I am 68 and do not do any strenuous exercises. A tread mill for 30 minutes, twice per day at a 7.0 incline is enough for me. If the weather is good I walk outdoors for 3 miles with some hills, in an hour. I lower my pump basal to zero and run my blood sugar to 120 max. I test half way through my walk and eat glucose tabs if needed. I agree that raising the blood sugar very high before exercising may be harmful/ A rapid rise followed by a rapid fall in blood sugar level does not sound good at all, especially if it is repeated several days per week for an indefinite number of weeks.


I think it’s a good idea to raise your BG before exercise if you keep going low in the middle of your routine. How much to raise it, however, is a matter of degree and trial and error. (just like everything else we do to control our BG).

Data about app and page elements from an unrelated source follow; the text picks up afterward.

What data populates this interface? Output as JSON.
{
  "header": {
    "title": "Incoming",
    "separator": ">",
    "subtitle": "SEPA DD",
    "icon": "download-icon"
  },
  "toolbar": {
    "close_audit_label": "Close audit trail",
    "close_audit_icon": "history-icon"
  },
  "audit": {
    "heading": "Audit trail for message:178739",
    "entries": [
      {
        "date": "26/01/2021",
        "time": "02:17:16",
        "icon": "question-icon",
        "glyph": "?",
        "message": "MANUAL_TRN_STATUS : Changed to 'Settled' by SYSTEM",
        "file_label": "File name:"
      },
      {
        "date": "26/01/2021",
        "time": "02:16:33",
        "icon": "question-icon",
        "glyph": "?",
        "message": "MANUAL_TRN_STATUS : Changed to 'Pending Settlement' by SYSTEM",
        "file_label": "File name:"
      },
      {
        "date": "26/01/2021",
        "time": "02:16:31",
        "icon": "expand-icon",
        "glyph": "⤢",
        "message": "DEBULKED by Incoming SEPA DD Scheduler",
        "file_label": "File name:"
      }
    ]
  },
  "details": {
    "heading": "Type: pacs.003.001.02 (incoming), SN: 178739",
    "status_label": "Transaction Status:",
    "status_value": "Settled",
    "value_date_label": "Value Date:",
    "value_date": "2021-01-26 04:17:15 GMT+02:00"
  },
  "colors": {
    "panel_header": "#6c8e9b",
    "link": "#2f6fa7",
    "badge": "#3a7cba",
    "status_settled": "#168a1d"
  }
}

For me, I do NOT turn off my pump for exercise, although I used to. As an educator pointed out to me, no one else at the gym turns off their pancreas to exercise, why should you? The results for me were ketoacidosis after running, which stopped when I changed to simply lowering my basal.

Although I like to start with my BGs somewhat elevated, I don’t purposely elevate them for exercise. If I’m afraid I’ll go low, I eat something and reduce the bolus by one unit.

So, my answer is that I don’t think it’s dangerous unless the ups and downs are sharp. If it’s slowly up and slowly down i don’t see a problem. If you’re having frequent lows during exercise you might try reducing your basal even further without turning it off, and getting some sport nutrition bars or gels, or sports drink to consume while you work out.


Hi Terry. I always take my exercise in the afternoon. My basal at that time of day is only 0.5 units so if I turn that off it is not nearly enough soI have to eat enough to have a BG of about 120 before walking. Even after all that I can drop to 70 or so after 30 minutes and need a couple of glucose tabs. This routine might work for some diabetics but it has worked well for me for several months now.


Hi, Lizzie. I exercise almost everyday and don’t like to get my bg up too. So, I reduce my basal by 50% an hour before exercise. It works great for me!

Richard. Everyone’s mileage is different. the effect of turning off the pump will not show up for about two hours, which is the peak time of the insulin. Check your records and see if you BG is taking a sharp rise about two hours after you have turned it off. It was for me.

But I always say in these matters - whatever works for you!